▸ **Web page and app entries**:
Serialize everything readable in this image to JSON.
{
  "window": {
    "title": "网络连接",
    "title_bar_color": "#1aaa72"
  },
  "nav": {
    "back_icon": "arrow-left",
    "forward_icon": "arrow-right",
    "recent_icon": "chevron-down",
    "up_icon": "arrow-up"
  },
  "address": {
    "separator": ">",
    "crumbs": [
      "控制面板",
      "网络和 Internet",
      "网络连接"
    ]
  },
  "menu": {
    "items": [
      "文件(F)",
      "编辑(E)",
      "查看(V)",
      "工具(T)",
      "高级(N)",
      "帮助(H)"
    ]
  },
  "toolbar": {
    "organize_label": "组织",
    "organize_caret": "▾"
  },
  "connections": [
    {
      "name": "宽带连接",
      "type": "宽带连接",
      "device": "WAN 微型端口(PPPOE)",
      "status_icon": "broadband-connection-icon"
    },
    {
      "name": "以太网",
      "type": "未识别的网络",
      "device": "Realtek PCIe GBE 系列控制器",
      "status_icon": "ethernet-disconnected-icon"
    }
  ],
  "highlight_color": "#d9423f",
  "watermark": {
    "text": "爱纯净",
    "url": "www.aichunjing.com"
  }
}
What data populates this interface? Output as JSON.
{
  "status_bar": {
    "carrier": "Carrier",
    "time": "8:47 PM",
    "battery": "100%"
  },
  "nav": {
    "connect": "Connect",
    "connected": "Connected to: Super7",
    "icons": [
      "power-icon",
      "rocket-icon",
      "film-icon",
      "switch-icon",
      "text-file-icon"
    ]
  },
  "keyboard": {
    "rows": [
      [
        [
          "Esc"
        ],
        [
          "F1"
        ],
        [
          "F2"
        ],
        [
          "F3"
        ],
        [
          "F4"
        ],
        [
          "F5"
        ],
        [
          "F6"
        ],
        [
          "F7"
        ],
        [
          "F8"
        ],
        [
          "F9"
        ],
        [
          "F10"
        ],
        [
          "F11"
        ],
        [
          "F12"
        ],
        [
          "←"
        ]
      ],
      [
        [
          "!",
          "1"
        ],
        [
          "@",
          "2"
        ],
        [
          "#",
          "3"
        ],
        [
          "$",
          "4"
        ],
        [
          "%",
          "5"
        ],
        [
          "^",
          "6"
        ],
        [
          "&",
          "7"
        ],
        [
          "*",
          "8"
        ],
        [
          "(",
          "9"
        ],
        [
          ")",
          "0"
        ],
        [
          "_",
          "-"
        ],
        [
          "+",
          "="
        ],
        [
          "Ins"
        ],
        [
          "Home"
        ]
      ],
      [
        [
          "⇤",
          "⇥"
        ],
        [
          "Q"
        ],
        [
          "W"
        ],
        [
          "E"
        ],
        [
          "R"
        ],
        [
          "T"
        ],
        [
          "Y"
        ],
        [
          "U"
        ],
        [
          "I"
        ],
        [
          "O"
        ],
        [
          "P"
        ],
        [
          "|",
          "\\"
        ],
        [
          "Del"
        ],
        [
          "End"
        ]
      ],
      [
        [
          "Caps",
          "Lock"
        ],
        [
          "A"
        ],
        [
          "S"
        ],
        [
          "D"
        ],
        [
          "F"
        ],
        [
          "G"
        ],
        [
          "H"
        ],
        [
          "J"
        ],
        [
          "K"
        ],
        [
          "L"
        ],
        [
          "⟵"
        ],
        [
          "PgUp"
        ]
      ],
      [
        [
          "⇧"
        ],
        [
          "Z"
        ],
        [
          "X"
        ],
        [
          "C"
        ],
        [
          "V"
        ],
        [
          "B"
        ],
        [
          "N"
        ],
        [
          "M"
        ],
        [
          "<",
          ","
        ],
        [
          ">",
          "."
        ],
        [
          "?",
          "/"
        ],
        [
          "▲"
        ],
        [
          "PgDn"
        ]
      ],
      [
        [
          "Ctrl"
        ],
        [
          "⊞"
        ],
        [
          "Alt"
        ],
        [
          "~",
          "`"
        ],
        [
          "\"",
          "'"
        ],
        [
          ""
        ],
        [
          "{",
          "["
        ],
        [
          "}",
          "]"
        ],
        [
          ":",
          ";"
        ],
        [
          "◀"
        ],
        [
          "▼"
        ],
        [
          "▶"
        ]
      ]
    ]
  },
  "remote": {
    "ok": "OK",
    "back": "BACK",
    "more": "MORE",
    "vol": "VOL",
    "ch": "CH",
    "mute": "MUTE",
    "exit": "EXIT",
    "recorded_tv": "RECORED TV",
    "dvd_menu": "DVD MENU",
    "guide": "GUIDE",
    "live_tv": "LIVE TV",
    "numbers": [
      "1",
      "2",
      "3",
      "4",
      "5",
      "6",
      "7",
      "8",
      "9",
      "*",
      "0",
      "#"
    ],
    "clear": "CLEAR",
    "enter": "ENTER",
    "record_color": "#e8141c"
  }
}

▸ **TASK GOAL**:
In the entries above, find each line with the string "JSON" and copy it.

▸ **ANSWER SECTION**:
Serialize everything readable in this image to JSON.
What data populates this interface? Output as JSON.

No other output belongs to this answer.